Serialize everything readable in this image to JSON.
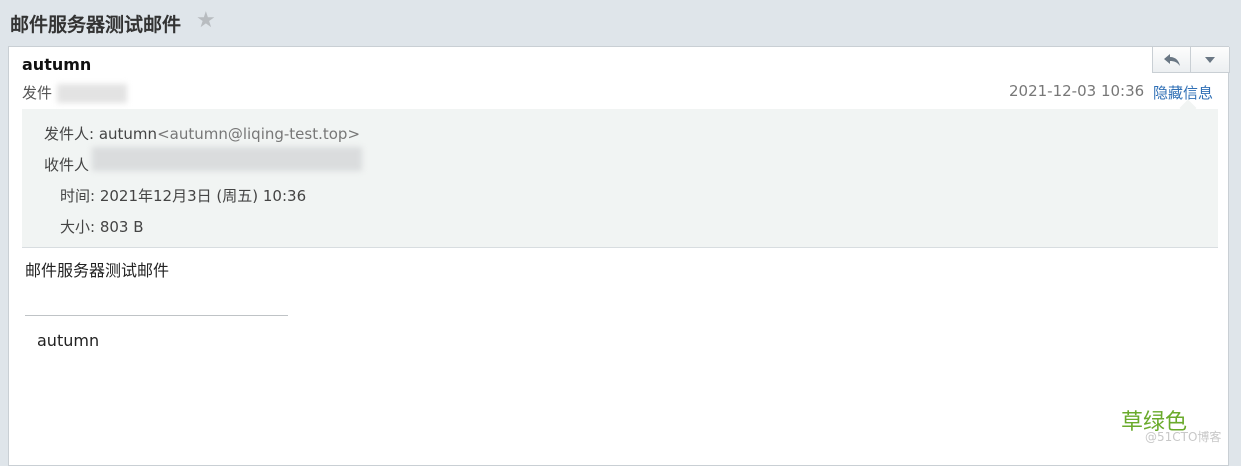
{
  "header": {
    "subject": "邮件服务器测试邮件",
    "star_icon": "star-icon"
  },
  "message": {
    "sender_name": "autumn",
    "from_short_label": "发件",
    "date": "2021-12-03 10:36",
    "hide_details_label": "隐藏信息",
    "toolbar": {
      "reply_icon": "reply-icon",
      "more_icon": "dropdown-arrow-icon"
    }
  },
  "details": {
    "from_label": "发件人:",
    "from_name": "autumn",
    "from_email": "<autumn@liqing-test.top>",
    "to_label": "收件人",
    "time_label": "时间:",
    "time_value": "2021年12月3日 (周五) 10:36",
    "size_label": "大小:",
    "size_value": "803 B"
  },
  "content": {
    "body": "邮件服务器测试邮件",
    "signature": "autumn"
  },
  "watermark": {
    "main": "草绿色",
    "sub": "@51CTO博客"
  },
  "colors": {
    "link": "#2f6fb5",
    "watermark": "#6aaa2b",
    "details_bg": "#f1f4f3"
  }
}
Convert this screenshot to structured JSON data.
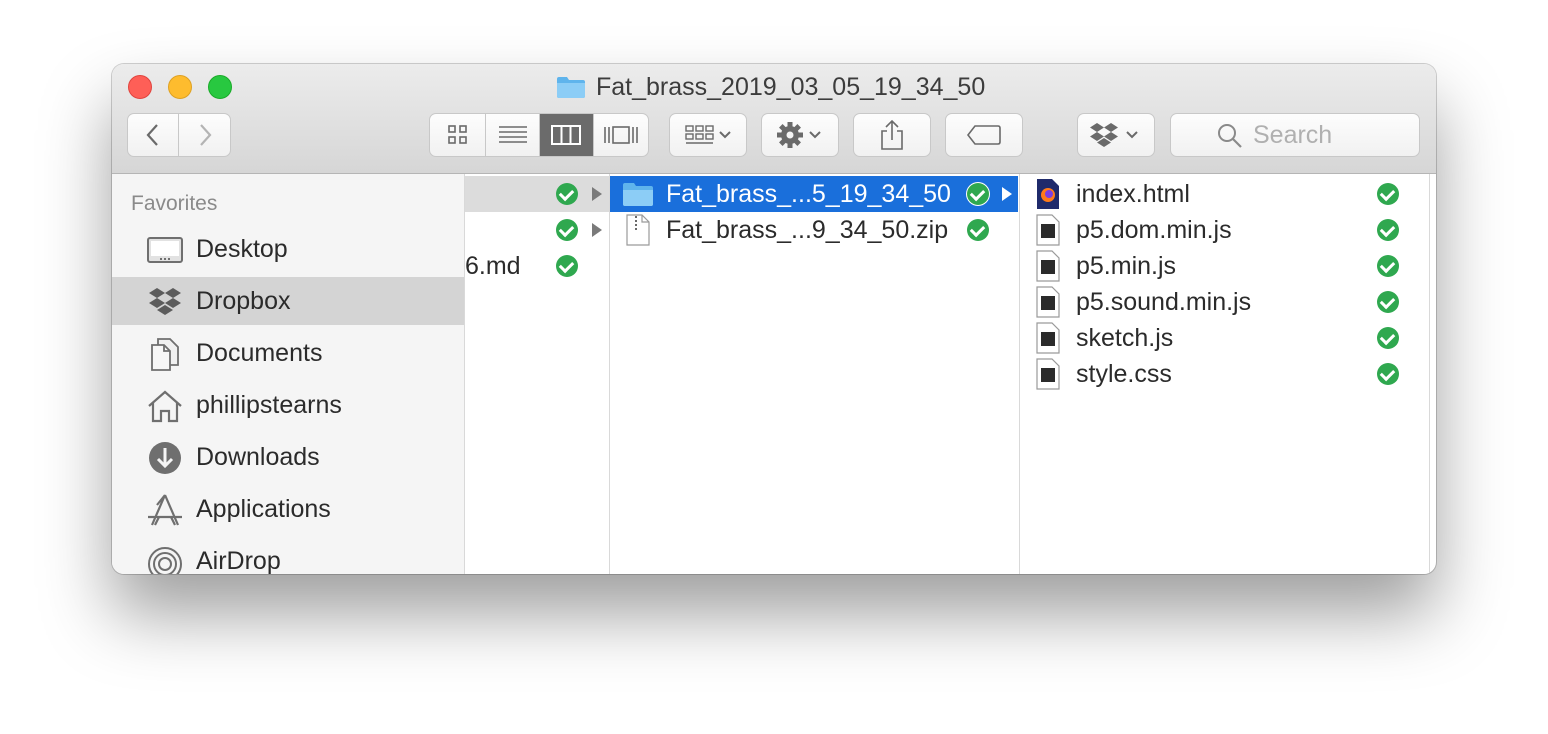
{
  "window": {
    "title": "Fat_brass_2019_03_05_19_34_50"
  },
  "toolbar": {
    "back_icon": "chevron-left-icon",
    "forward_icon": "chevron-right-icon",
    "view_modes": [
      "icon-view-icon",
      "list-view-icon",
      "column-view-icon",
      "gallery-view-icon"
    ],
    "active_view": "column-view-icon",
    "group_icon": "group-icon",
    "action_icon": "gear-icon",
    "share_icon": "share-icon",
    "tag_icon": "tag-icon",
    "dropbox_icon": "dropbox-icon",
    "search_placeholder": "Search"
  },
  "sidebar": {
    "heading": "Favorites",
    "items": [
      {
        "label": "Desktop",
        "icon": "desktop-icon",
        "selected": false
      },
      {
        "label": "Dropbox",
        "icon": "dropbox-icon",
        "selected": true
      },
      {
        "label": "Documents",
        "icon": "documents-icon",
        "selected": false
      },
      {
        "label": "phillipstearns",
        "icon": "home-icon",
        "selected": false
      },
      {
        "label": "Downloads",
        "icon": "downloads-icon",
        "selected": false
      },
      {
        "label": "Applications",
        "icon": "applications-icon",
        "selected": false
      },
      {
        "label": "AirDrop",
        "icon": "airdrop-icon",
        "selected": false
      }
    ]
  },
  "column1": {
    "rows": [
      {
        "name": "",
        "selected": true
      },
      {
        "name": "",
        "selected": false
      },
      {
        "name": "6.md",
        "selected": false
      }
    ]
  },
  "column2": {
    "rows": [
      {
        "name": "Fat_brass_...5_19_34_50",
        "kind": "folder",
        "selected": true
      },
      {
        "name": "Fat_brass_...9_34_50.zip",
        "kind": "zip",
        "selected": false
      }
    ]
  },
  "column3": {
    "rows": [
      {
        "name": "index.html",
        "icon": "firefox-html-icon"
      },
      {
        "name": "p5.dom.min.js",
        "icon": "js-file-icon"
      },
      {
        "name": "p5.min.js",
        "icon": "js-file-icon"
      },
      {
        "name": "p5.sound.min.js",
        "icon": "js-file-icon"
      },
      {
        "name": "sketch.js",
        "icon": "js-file-icon"
      },
      {
        "name": "style.css",
        "icon": "css-file-icon"
      }
    ]
  },
  "colors": {
    "selection": "#1a6fdb",
    "sync_check": "#2fa84f"
  }
}
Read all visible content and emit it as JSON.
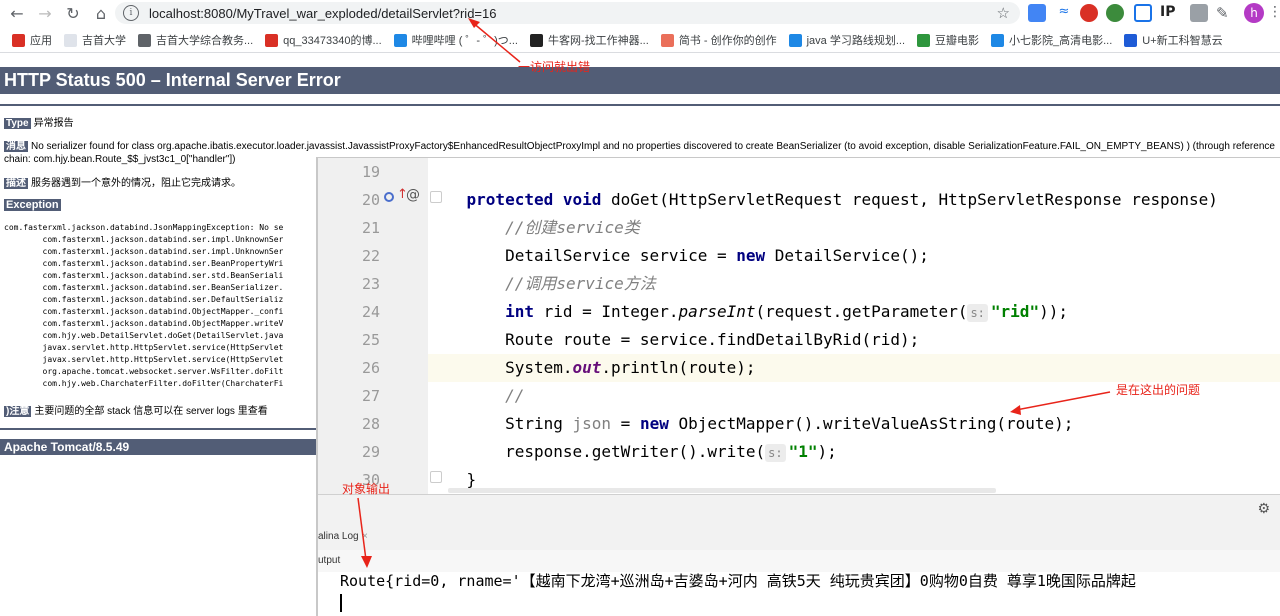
{
  "browser": {
    "url": "localhost:8080/MyTravel_war_exploded/detailServlet?rid=16",
    "ext_ip": "IP",
    "avatar_letter": "h"
  },
  "bookmarks": [
    {
      "label": "应用",
      "color": "#d93025"
    },
    {
      "label": "吉首大学",
      "color": "#dfe3ea"
    },
    {
      "label": "吉首大学综合教务...",
      "color": "#5f6368"
    },
    {
      "label": "qq_33473340的博...",
      "color": "#d93025"
    },
    {
      "label": "哔哩哔哩 ( ゜- ゜)つ...",
      "color": "#1e88e5"
    },
    {
      "label": "牛客网-找工作神器...",
      "color": "#222222"
    },
    {
      "label": "简书 - 创作你的创作",
      "color": "#ea6f5a"
    },
    {
      "label": "java 学习路线规划...",
      "color": "#1e88e5"
    },
    {
      "label": "豆瓣电影",
      "color": "#2e963d"
    },
    {
      "label": "小七影院_高清电影...",
      "color": "#1e88e5"
    },
    {
      "label": "U+新工科智慧云",
      "color": "#1e5bd6"
    }
  ],
  "error": {
    "title": "HTTP Status 500 – Internal Server Error",
    "type_label": "Type",
    "type_value": "异常报告",
    "message_label": "消息",
    "message_line1": "No serializer found for class org.apache.ibatis.executor.loader.javassist.JavassistProxyFactory$EnhancedResultObjectProxyImpl and no properties discovered to create BeanSerializer (to avoid exception, disable SerializationFeature.FAIL_ON_EMPTY_BEANS) ) (through reference",
    "message_line2": "chain: com.hjy.bean.Route_$$_jvst3c1_0[\"handler\"])",
    "desc_label": "描述",
    "desc_value": "服务器遇到一个意外的情况，阻止它完成请求。",
    "exception_label": "Exception",
    "stack": [
      "com.fasterxml.jackson.databind.JsonMappingException: No se",
      "        com.fasterxml.jackson.databind.ser.impl.UnknownSer",
      "        com.fasterxml.jackson.databind.ser.impl.UnknownSer",
      "        com.fasterxml.jackson.databind.ser.BeanPropertyWri",
      "        com.fasterxml.jackson.databind.ser.std.BeanSeriali",
      "        com.fasterxml.jackson.databind.ser.BeanSerializer.",
      "        com.fasterxml.jackson.databind.ser.DefaultSerializ",
      "        com.fasterxml.jackson.databind.ObjectMapper._confi",
      "        com.fasterxml.jackson.databind.ObjectMapper.writeV",
      "        com.hjy.web.DetailServlet.doGet(DetailServlet.java",
      "        javax.servlet.http.HttpServlet.service(HttpServlet",
      "        javax.servlet.http.HttpServlet.service(HttpServlet",
      "        org.apache.tomcat.websocket.server.WsFilter.doFilt",
      "        com.hjy.web.CharchaterFilter.doFilter(CharchaterFi"
    ],
    "note_label": ")注意",
    "note_value": "主要问题的全部 stack 信息可以在 server logs 里查看",
    "footer": "Apache Tomcat/8.5.49"
  },
  "ide": {
    "lines": [
      {
        "n": "19",
        "html": ""
      },
      {
        "n": "20",
        "html": "    <span class=\"kw\">protected void</span> doGet(HttpServletRequest request, HttpServletResponse response)"
      },
      {
        "n": "21",
        "html": "        <span class=\"cm\">//创建service类</span>"
      },
      {
        "n": "22",
        "html": "        DetailService service = <span class=\"kw\">new</span> DetailService();"
      },
      {
        "n": "23",
        "html": "        <span class=\"cm\">//调用service方法</span>"
      },
      {
        "n": "24",
        "html": "        <span class=\"kw\">int</span> rid = Integer.<span class=\"ital\">parseInt</span>(request.getParameter(<span class=\"hint\">s:</span><span class=\"str\">\"rid\"</span>));"
      },
      {
        "n": "25",
        "html": "        Route route = service.findDetailByRid(rid);"
      },
      {
        "n": "26",
        "html": "        System.<span class=\"fld\">out</span>.println(route);"
      },
      {
        "n": "27",
        "html": "        <span class=\"cm\">//</span>"
      },
      {
        "n": "28",
        "html": "        String <span class=\"unused\">json</span> = <span class=\"kw\">new</span> ObjectMapper().writeValueAsString(route);"
      },
      {
        "n": "29",
        "html": "        response.getWriter().write(<span class=\"hint\">s:</span><span class=\"str\">\"1\"</span>);"
      },
      {
        "n": "30",
        "html": "    }"
      }
    ],
    "tab_label": "alina Log",
    "tab_close": "×",
    "output_label": "utput",
    "console_line": "Route{rid=0, rname='【越南下龙湾+巡洲岛+吉婆岛+河内 高铁5天 纯玩贵宾团】0购物0自费 尊享1晚国际品牌起"
  },
  "annotations": {
    "visit_error": "一访问就出错",
    "problem_here": "是在这出的问题",
    "object_output": "对象输出"
  },
  "colors": {
    "tomcat_header": "#525d76",
    "annotation_red": "#e8241a"
  }
}
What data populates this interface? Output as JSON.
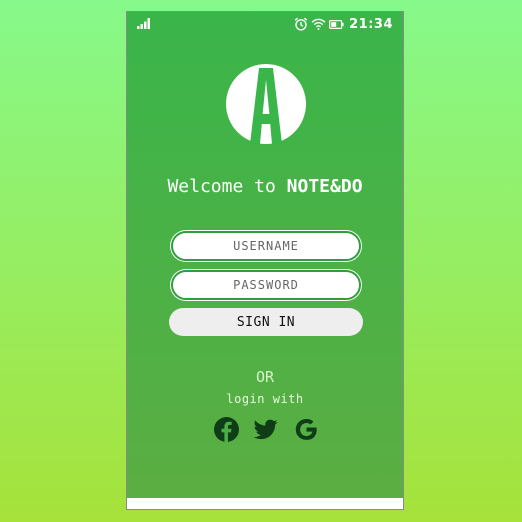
{
  "status_bar": {
    "time": "21:34",
    "icons": [
      "signal-icon",
      "alarm-icon",
      "wifi-icon",
      "battery-icon"
    ]
  },
  "logo": {
    "letter": "A"
  },
  "welcome": {
    "prefix": "Welcome to ",
    "brand": "NOTE&DO"
  },
  "form": {
    "username_placeholder": "USERNAME",
    "password_placeholder": "PASSWORD",
    "signin_label": "SIGN IN"
  },
  "alt_login": {
    "or_label": "OR",
    "login_with_label": "login with",
    "providers": [
      "facebook-icon",
      "twitter-icon",
      "google-icon"
    ]
  },
  "colors": {
    "background_top": "#86f98a",
    "background_bottom": "#a6e23a",
    "screen_top": "#3ab54a",
    "screen_bottom": "#5bae42",
    "field_border": "#2e9e3e",
    "social_icon": "#0f3d18",
    "button_bg": "#eeeeee"
  }
}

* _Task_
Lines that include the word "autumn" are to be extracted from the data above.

* _Solved exercise_
    "sender_name": "autumn",
    "from_name": "autumn",
    "from_email": "<autumn@liqing-test.top>",
    "signature": "autumn"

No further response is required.